--- PROVIDED RECORDS Enclosed Below ---

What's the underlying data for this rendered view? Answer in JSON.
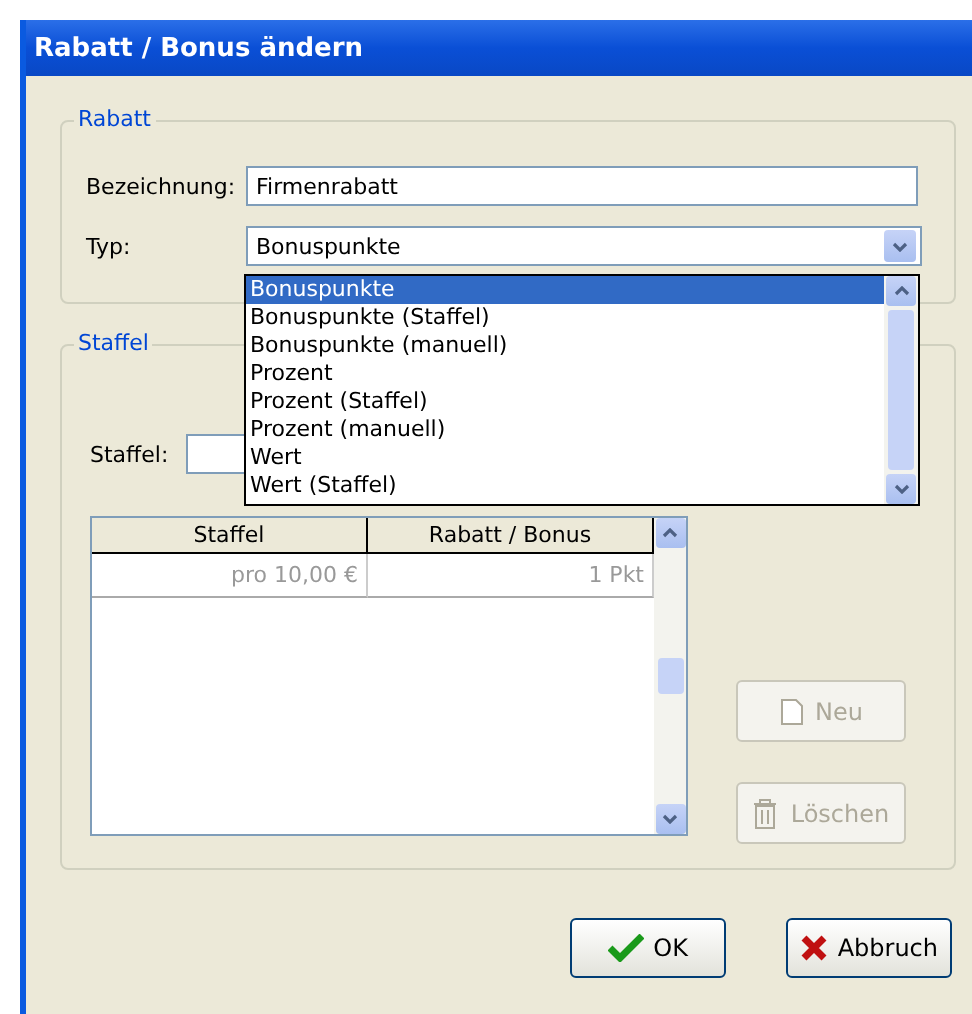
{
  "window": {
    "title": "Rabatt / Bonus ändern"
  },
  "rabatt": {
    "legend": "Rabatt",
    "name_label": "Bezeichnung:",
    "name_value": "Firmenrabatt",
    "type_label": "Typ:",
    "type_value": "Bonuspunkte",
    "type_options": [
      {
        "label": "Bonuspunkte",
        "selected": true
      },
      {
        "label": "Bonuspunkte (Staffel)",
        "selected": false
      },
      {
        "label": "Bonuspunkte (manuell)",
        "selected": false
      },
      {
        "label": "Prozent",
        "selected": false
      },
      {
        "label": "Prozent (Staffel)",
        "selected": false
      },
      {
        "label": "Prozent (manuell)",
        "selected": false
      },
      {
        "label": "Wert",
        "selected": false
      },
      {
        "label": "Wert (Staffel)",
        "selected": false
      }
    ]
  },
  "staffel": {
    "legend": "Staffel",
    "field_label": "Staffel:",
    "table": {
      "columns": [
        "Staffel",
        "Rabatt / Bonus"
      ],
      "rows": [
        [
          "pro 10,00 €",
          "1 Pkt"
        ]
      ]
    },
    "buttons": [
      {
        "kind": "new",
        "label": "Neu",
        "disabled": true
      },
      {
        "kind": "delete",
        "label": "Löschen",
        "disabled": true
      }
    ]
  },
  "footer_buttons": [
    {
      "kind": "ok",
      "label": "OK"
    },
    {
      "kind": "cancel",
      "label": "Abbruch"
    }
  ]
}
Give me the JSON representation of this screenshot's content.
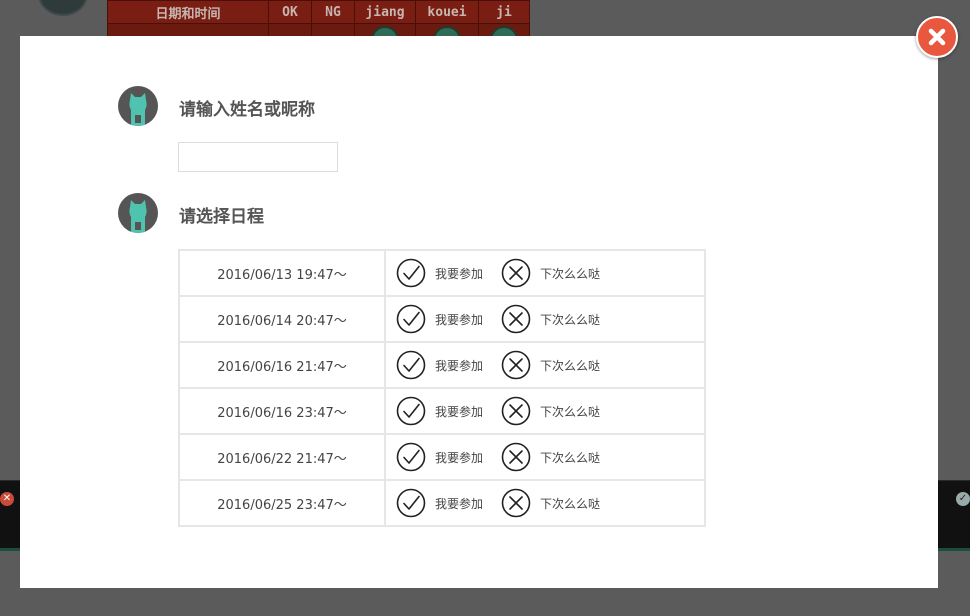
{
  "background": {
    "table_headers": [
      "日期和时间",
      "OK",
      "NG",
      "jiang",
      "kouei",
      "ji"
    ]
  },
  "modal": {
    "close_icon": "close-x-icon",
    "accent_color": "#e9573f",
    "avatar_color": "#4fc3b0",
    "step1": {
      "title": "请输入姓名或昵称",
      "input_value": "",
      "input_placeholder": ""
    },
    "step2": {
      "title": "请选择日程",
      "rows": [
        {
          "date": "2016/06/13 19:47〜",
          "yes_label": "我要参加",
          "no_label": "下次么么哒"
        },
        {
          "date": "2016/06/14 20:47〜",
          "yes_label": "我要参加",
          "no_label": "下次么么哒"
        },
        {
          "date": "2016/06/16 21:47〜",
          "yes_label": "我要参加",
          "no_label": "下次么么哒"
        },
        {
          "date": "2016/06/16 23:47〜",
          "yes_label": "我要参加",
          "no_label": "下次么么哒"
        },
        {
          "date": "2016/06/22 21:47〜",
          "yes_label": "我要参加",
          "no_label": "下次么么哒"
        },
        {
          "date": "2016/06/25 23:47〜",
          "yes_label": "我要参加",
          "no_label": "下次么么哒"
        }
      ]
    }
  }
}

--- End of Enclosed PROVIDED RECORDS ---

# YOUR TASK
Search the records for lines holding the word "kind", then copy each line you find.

# RESULT
        "kind": "new",
        "kind": "delete",
      "kind": "ok",
      "kind": "cancel",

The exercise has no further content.